ASSIGNMENT: Reply with nothing but the number of lines in the data below where the word "CRAZY" occurs.

DATASET EXCERPTS:
------------------------------------------------------------
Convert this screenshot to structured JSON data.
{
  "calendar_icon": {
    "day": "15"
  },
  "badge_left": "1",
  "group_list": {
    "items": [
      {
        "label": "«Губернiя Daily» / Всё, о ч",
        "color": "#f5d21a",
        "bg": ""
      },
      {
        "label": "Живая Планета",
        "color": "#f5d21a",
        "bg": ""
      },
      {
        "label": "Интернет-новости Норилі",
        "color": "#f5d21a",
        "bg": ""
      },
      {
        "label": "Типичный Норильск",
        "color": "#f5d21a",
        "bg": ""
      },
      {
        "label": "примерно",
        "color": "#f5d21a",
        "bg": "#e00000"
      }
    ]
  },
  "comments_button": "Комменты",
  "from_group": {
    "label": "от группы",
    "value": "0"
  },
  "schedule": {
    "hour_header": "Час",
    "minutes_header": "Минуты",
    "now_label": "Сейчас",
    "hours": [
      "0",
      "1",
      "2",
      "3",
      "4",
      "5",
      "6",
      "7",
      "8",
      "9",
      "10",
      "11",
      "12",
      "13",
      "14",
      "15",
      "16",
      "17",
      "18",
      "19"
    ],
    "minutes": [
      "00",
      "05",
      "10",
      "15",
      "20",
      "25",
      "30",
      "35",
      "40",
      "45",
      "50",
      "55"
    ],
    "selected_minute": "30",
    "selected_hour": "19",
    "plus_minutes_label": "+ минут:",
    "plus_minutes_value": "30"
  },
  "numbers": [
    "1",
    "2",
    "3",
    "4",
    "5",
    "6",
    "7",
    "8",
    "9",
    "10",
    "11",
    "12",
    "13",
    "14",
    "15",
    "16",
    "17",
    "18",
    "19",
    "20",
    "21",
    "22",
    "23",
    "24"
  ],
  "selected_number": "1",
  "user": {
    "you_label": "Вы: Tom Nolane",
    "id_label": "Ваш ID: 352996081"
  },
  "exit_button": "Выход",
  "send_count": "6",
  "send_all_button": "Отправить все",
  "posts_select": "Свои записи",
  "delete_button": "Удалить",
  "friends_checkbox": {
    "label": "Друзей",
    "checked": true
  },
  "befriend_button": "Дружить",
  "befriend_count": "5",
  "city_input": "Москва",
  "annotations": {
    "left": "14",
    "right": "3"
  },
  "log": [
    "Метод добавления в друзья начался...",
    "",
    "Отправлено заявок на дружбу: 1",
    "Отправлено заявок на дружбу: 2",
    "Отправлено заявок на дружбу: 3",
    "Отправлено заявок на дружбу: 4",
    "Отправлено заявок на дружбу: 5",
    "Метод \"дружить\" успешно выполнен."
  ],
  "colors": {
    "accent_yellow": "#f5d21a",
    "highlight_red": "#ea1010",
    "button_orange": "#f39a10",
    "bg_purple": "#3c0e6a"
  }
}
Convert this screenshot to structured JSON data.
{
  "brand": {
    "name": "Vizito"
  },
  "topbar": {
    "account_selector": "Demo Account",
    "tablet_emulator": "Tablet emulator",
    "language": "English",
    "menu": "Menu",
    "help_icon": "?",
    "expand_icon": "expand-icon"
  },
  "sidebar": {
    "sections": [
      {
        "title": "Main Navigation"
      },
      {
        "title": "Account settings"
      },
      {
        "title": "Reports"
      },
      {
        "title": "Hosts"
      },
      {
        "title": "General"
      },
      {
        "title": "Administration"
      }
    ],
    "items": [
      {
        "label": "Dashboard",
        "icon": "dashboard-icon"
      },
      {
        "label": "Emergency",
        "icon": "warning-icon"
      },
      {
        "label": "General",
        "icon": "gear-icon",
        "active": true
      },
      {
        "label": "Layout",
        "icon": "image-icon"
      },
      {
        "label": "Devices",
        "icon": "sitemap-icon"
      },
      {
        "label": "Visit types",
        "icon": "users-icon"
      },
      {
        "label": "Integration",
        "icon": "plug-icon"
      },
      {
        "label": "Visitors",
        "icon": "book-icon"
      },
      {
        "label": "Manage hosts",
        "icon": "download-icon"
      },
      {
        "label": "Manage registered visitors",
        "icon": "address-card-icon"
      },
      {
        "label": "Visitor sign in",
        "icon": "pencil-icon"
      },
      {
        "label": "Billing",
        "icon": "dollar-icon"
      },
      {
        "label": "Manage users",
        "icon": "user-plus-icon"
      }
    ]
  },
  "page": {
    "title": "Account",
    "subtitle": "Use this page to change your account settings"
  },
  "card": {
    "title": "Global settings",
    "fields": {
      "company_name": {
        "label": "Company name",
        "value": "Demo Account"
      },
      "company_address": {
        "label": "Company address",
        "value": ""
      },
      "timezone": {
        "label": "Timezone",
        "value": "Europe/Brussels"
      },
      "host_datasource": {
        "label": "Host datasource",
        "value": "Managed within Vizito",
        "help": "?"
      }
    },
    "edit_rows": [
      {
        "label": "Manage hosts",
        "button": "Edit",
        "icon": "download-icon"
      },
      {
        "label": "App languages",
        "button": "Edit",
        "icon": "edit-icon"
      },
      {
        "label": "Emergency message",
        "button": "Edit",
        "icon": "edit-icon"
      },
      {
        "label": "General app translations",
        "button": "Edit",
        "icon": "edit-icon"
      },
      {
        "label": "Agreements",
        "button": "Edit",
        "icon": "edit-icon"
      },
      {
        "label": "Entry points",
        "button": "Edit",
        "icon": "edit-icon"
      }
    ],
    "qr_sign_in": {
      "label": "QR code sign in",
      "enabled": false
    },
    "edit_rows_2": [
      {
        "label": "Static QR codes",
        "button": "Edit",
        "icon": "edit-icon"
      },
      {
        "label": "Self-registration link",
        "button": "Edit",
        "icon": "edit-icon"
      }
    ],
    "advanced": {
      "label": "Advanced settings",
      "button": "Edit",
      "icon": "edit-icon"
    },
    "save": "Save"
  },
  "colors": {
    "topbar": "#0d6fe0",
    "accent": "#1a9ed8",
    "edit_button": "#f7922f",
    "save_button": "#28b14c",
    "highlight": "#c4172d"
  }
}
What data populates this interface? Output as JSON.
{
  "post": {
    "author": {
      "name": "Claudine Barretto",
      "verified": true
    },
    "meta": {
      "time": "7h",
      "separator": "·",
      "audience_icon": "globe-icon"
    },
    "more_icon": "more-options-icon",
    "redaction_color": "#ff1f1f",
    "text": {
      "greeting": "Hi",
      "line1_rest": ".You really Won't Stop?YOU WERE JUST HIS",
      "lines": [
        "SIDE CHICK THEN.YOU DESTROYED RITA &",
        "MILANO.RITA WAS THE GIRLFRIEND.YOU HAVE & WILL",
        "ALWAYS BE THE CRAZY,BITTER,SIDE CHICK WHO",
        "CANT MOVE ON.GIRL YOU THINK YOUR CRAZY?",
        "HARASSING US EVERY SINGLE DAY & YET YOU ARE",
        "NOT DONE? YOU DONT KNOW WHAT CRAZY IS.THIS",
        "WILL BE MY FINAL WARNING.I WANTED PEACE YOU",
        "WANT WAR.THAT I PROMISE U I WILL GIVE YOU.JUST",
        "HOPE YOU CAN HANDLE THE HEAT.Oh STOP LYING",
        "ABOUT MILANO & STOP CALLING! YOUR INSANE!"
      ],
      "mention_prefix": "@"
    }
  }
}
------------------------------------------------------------
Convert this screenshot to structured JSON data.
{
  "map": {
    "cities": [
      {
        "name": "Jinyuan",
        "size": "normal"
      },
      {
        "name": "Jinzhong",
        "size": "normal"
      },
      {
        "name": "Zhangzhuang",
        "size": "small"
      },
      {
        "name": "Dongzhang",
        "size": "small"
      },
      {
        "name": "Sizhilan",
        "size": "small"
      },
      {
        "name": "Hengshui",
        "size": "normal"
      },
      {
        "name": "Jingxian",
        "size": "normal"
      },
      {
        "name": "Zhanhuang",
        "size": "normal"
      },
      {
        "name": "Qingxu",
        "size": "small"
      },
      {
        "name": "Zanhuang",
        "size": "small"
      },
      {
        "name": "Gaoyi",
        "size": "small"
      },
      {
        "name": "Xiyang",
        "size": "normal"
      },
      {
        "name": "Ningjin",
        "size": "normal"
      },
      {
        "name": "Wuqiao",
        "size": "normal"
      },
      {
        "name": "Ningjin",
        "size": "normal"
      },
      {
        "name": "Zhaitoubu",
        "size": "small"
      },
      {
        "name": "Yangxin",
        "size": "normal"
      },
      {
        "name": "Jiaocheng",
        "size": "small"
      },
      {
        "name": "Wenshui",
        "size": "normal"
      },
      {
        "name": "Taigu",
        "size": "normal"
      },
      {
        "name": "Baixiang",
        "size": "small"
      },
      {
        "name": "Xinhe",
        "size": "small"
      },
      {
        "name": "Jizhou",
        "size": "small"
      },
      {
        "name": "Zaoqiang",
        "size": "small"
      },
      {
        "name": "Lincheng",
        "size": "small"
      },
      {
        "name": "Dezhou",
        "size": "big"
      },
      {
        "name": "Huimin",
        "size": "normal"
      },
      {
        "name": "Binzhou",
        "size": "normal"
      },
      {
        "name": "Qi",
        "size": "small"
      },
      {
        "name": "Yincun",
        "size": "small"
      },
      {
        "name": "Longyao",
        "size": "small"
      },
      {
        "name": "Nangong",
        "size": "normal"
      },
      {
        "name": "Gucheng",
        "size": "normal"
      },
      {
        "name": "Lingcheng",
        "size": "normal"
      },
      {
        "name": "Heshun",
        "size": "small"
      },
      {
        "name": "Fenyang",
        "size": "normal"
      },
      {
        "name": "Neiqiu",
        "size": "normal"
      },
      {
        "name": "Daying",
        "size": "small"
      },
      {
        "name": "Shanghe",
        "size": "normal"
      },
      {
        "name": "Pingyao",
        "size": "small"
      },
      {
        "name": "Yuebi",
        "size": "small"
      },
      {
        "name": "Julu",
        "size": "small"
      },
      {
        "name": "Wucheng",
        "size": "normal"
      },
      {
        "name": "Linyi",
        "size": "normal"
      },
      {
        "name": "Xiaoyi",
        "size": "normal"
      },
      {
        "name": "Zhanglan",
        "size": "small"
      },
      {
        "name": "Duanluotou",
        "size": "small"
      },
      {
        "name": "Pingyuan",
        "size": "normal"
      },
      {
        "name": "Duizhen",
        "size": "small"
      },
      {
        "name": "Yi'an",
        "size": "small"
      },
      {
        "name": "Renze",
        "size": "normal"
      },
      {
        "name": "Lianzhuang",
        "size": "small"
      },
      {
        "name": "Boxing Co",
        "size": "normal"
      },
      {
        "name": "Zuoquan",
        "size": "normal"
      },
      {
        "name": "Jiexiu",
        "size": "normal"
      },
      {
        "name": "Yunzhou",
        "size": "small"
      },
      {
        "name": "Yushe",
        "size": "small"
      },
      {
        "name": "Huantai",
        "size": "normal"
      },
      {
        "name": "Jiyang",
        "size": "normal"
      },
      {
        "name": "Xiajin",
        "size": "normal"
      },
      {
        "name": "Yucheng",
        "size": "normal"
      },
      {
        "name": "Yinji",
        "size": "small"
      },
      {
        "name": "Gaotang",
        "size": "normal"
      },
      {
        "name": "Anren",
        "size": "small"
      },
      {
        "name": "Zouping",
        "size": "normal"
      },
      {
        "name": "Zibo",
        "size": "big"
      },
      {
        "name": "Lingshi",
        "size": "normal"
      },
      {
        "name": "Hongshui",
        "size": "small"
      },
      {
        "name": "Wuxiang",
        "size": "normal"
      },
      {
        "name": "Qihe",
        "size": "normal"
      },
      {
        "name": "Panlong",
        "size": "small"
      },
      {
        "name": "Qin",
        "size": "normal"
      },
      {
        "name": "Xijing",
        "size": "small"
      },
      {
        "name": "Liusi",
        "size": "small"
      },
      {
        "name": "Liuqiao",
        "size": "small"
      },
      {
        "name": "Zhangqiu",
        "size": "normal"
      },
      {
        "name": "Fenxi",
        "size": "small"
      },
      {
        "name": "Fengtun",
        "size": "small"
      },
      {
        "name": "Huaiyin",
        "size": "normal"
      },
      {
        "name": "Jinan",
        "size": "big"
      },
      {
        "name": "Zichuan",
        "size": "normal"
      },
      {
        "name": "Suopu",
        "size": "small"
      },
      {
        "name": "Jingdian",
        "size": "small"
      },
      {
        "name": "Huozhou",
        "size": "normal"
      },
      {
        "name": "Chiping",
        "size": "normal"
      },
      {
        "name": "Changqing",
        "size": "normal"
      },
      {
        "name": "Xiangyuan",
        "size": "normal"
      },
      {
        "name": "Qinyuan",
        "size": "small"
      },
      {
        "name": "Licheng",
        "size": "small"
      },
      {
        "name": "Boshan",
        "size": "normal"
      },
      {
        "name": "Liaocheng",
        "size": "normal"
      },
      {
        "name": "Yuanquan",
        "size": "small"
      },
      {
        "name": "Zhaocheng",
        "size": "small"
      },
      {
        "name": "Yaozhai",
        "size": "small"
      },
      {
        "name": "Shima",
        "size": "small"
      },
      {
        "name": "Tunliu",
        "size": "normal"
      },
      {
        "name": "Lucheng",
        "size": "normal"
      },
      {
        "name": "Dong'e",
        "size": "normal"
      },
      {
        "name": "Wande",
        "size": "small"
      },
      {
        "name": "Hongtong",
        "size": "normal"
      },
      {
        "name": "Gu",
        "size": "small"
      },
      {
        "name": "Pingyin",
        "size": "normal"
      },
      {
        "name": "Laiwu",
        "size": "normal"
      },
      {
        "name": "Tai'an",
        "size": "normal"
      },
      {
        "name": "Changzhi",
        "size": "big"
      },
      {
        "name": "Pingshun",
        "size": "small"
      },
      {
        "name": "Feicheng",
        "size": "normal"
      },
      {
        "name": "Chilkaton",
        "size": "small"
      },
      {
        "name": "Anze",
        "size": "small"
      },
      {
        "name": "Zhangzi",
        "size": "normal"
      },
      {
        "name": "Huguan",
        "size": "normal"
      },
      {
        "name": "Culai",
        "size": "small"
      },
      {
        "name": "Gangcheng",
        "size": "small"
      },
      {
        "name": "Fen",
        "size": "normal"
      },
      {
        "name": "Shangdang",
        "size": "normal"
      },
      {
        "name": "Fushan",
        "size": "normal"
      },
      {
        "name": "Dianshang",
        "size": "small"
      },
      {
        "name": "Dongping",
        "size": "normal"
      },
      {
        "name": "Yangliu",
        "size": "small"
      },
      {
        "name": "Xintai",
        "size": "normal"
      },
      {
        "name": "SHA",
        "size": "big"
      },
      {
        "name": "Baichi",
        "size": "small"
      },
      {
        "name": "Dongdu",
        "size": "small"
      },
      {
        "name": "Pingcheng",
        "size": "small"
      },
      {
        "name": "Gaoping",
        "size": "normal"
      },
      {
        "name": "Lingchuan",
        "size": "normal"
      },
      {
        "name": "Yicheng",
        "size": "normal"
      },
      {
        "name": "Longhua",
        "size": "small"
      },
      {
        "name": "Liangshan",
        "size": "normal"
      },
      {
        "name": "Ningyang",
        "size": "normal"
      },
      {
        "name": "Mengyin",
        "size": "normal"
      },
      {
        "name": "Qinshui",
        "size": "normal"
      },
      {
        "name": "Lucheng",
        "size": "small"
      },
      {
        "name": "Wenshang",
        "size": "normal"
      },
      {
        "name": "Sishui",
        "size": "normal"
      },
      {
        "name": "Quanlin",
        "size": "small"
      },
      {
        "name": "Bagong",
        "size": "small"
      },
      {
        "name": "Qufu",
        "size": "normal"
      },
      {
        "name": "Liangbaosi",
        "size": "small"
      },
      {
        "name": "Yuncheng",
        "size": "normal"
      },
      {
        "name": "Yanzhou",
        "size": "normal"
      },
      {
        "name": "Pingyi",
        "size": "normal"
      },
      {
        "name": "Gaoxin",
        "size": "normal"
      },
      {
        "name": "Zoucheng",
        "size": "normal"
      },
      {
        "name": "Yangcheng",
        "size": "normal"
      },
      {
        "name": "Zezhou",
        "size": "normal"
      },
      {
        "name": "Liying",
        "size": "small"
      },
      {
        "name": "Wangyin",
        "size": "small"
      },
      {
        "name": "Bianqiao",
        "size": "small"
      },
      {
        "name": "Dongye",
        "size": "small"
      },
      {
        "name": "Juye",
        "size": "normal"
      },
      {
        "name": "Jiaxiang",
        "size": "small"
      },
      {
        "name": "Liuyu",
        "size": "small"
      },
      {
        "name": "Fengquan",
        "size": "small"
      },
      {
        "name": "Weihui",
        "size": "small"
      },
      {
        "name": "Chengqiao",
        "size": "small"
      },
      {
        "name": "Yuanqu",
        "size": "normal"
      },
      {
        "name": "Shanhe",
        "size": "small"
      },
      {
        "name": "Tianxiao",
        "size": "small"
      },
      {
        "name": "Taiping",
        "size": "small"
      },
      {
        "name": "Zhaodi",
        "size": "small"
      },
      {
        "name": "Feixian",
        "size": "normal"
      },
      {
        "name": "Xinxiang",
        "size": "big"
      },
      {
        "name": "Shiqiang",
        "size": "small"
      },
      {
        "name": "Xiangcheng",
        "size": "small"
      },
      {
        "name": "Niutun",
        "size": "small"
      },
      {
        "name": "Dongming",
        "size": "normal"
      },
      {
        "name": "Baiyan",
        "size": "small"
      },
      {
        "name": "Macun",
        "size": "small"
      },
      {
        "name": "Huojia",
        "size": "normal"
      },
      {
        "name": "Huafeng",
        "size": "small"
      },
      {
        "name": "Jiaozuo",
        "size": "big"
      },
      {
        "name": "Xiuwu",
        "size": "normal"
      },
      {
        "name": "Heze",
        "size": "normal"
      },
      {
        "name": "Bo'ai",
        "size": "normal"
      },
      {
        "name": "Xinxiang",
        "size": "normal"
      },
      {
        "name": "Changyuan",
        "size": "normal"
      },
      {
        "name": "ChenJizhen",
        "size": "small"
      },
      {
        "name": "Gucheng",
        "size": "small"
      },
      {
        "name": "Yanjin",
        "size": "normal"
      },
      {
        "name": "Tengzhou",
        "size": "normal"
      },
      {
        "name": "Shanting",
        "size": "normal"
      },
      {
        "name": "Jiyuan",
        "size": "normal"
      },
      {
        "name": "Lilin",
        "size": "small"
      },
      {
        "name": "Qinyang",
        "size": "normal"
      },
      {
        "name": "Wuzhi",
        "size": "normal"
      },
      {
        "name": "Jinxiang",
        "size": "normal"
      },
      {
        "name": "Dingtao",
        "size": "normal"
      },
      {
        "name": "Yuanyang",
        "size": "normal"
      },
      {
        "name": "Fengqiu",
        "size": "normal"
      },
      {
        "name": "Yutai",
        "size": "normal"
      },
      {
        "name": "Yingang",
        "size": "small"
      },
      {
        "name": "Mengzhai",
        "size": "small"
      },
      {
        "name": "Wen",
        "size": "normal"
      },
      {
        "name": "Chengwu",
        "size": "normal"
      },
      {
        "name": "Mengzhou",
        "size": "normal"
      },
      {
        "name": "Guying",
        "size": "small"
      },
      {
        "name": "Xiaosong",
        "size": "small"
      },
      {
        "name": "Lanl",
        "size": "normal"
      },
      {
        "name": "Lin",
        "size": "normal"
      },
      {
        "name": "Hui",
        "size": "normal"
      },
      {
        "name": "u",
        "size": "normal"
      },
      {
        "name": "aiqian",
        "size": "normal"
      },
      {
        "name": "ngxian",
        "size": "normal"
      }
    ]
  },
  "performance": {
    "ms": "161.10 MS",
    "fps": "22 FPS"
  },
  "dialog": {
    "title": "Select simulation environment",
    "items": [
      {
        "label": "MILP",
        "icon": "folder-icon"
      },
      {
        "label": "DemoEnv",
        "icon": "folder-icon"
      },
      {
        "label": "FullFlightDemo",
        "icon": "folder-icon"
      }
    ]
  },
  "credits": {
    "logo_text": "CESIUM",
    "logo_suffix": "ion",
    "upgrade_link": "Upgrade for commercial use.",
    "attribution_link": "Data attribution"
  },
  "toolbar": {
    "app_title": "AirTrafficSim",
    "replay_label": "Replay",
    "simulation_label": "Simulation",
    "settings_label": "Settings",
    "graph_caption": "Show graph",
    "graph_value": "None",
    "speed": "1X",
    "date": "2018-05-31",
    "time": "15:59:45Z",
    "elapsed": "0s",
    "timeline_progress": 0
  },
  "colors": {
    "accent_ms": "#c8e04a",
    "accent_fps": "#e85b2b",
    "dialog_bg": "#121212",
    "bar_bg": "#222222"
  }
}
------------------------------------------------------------
EXERCISE ANSWER: 3